Students have raised the Palestinian flag on university campuses across New South Wales in protest against the murder of 40 peaceful protesters in Gaza over the past two months. 

Rallies at the University of Sydney and University of New South Wales gathered students in solidarity with those fighting for their lives in Palestine.

“The resistance of the Palestinian people has never been quelled by arrests or repression”, University of Sydney Students’ Representative Council president Imogen Grant said. “Israel’s attempts to silence and instil fear in Palestinians must be met with outrage and resistance.”

Assala Sayara, a Palestinian social work student, described the dire situation facing Palestinians today: “I used to say Gaza is an open-air prison … now I say Gaza is a prison with no air”.

Attacks that have reduced the city to rubble, electricity available for no more than six hours a day and regular incursions by Israel have made Gaza one of the most dangerous territories on earth.

At UNSW, Greens MP David Shoebridge came “to show support and solidarity for what I think is a building student movement that is demanding a just peace for the Palestinian people … and fundamental human rights”.

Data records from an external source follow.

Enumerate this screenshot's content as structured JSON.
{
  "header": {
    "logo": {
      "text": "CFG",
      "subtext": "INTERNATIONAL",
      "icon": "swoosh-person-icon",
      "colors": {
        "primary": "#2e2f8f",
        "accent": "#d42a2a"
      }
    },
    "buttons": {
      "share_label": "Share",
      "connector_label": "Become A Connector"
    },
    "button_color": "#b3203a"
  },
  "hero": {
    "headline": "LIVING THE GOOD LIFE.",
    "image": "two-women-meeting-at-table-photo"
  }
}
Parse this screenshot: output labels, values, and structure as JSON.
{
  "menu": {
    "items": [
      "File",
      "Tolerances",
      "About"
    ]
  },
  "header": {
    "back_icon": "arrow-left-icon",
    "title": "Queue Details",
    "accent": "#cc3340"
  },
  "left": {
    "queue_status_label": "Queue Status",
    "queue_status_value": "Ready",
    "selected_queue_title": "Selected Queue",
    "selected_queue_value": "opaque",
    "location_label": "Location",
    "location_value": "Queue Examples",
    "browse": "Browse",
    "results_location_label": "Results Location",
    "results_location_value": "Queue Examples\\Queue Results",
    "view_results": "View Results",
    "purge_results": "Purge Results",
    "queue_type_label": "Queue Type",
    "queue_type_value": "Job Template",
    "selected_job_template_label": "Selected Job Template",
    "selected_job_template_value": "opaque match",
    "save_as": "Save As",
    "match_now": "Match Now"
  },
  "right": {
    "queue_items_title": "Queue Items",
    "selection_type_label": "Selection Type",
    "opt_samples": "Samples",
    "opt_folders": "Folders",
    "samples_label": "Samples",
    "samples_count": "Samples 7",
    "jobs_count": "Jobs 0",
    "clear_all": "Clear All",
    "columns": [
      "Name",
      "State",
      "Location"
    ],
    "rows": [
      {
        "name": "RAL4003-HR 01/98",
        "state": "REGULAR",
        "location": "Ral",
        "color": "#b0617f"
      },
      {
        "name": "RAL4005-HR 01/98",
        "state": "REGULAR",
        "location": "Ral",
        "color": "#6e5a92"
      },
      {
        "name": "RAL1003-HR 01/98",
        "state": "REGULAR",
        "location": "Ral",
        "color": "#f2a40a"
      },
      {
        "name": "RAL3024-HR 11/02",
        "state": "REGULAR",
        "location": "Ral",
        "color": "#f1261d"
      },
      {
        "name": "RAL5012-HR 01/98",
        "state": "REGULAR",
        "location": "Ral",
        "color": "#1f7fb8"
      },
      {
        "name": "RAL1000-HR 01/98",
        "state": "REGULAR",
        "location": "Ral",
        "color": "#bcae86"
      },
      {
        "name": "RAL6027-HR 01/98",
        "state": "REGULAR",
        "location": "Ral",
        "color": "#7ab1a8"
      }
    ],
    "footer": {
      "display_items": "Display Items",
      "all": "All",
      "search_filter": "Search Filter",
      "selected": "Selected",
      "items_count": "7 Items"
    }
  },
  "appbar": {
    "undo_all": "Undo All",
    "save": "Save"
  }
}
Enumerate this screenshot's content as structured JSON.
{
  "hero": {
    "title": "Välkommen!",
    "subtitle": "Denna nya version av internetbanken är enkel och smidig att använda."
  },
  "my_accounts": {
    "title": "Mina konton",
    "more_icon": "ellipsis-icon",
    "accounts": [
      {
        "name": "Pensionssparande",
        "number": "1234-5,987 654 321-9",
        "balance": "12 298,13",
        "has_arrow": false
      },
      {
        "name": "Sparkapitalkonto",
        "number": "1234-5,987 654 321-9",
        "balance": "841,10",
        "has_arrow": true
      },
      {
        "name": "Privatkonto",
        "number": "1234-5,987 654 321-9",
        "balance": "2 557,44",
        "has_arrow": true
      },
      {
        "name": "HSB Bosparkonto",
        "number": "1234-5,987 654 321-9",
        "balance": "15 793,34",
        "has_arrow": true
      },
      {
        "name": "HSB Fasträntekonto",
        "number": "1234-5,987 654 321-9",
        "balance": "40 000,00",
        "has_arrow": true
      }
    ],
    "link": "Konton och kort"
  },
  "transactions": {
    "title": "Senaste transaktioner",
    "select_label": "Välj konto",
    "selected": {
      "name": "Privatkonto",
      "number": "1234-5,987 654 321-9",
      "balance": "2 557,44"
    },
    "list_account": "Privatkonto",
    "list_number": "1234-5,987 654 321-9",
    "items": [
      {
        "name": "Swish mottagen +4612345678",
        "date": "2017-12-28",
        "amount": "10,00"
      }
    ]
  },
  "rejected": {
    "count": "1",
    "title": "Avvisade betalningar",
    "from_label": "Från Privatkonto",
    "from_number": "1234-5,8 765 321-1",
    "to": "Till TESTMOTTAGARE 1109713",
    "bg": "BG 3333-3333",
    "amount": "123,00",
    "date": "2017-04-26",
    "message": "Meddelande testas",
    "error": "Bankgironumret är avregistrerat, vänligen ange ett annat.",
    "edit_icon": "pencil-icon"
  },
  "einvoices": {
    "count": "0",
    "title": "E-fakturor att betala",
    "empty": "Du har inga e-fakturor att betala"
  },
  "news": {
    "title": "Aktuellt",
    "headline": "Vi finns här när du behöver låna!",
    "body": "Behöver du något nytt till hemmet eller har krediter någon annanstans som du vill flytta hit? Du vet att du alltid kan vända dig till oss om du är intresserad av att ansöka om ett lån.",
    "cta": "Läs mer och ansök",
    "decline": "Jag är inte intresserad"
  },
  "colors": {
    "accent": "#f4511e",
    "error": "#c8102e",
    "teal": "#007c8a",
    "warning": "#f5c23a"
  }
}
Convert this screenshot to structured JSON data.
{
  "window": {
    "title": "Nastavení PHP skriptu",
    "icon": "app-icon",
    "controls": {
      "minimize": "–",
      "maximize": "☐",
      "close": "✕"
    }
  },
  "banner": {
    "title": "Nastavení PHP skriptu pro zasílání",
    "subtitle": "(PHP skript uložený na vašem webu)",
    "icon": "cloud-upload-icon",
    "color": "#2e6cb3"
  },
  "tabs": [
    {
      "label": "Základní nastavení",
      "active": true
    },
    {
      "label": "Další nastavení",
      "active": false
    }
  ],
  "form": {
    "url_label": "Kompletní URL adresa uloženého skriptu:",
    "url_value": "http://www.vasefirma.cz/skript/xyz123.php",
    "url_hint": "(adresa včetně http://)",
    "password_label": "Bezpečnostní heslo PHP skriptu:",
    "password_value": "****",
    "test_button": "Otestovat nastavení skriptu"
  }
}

Bachelor of arts and education student Jordan Rizk implored students to keep campaigning: “I’m here for unconditional support for the Palestinian people, who undergo apartheid, decades of genocide, and I’m here as a young Arab male to continue that legacy of my ancestors who fought against this colonial ideology. 

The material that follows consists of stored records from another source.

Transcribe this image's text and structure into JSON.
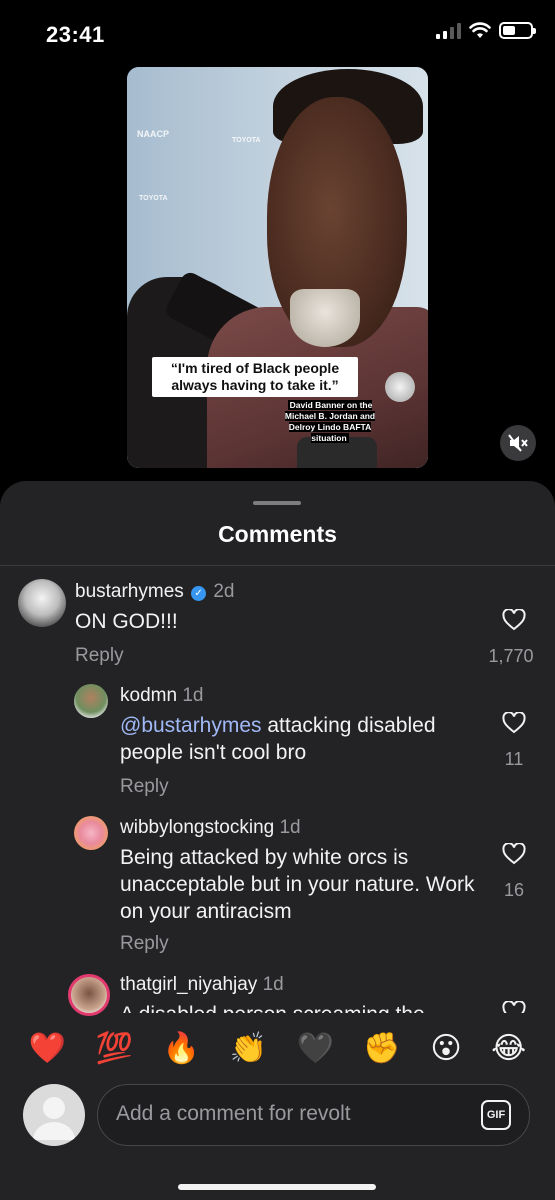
{
  "status_bar": {
    "time": "23:41"
  },
  "video": {
    "quote": "“I'm tired of Black people always having to take it.”",
    "caption": "David Banner on the Michael B. Jordan and Delroy Lindo BAFTA situation",
    "logo_1": "NAACP",
    "logo_2": "TOYOTA"
  },
  "comments_sheet": {
    "title": "Comments",
    "reply_label": "Reply",
    "comments": [
      {
        "user": "bustarhymes",
        "verified": true,
        "time": "2d",
        "text": "ON GOD!!!",
        "likes": "1,770"
      },
      {
        "user": "kodmn",
        "time": "1d",
        "mention": "@bustarhymes",
        "text": " attacking disabled people isn't cool bro",
        "likes": "11"
      },
      {
        "user": "wibbylongstocking",
        "time": "1d",
        "text": "Being attacked by white orcs is unacceptable but in your nature. Work on your antiracism",
        "likes": "16"
      },
      {
        "user": "thatgirl_niyahjay",
        "time": "1d",
        "text": "A disabled person screaming the"
      }
    ]
  },
  "emoji_bar": [
    "❤️",
    "💯",
    "🔥",
    "👏",
    "🖤",
    "✊",
    "😮",
    "😂"
  ],
  "compose": {
    "placeholder": "Add a comment for revolt",
    "gif_label": "GIF"
  },
  "colors": {
    "sheet_bg": "#232326",
    "mention": "#a0b8f5",
    "verified": "#3797f0"
  }
}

“The reason why I came today was to give a voice to uplift those in the community at UNSW who want to promote the Palestinian cause.”

The protests were organised by the state branch of the National Union of Students as part of the Books Not Bombs campaign, which aims to end the links between universities and the military. 

Read more
Goodbye Morrison, now we fight Albo
Tom Bramble

After nine years of ruling for the rich, the Coalition government’s primary vote dropped by more than 6 percent and it lost a slew of seats—and government—in yesterday’s federal election. This was a public judgement of its agenda of tax cuts for the well-off, wage cuts for workers, inaction on housing, cold-hearted neglect of the elderly, and indifference to climate change.

The MOVE bombing of 1985
Zak Borzovoy

“Attention, MOVE. This is America. You have to abide by the laws of the United States.” This was the ultimatum given through a Philadelphia police megaphone to a group of Black activists trapped in their home in the early morning of 13 May 1985. The house on Osage Avenue in West Philadelphia was surrounded by hundreds of police. Thirteen MOVE members, including five children, were inside.

48-hour strike shuts down the University of Sydney
Strike shuts Sydney University
Jasmine Duff

Striking workers and supportive students at the University of Sydney shut down the campus with a 48-hour strike, called by the National Tertiary Education Union (NTEU), on 11 and 12 May.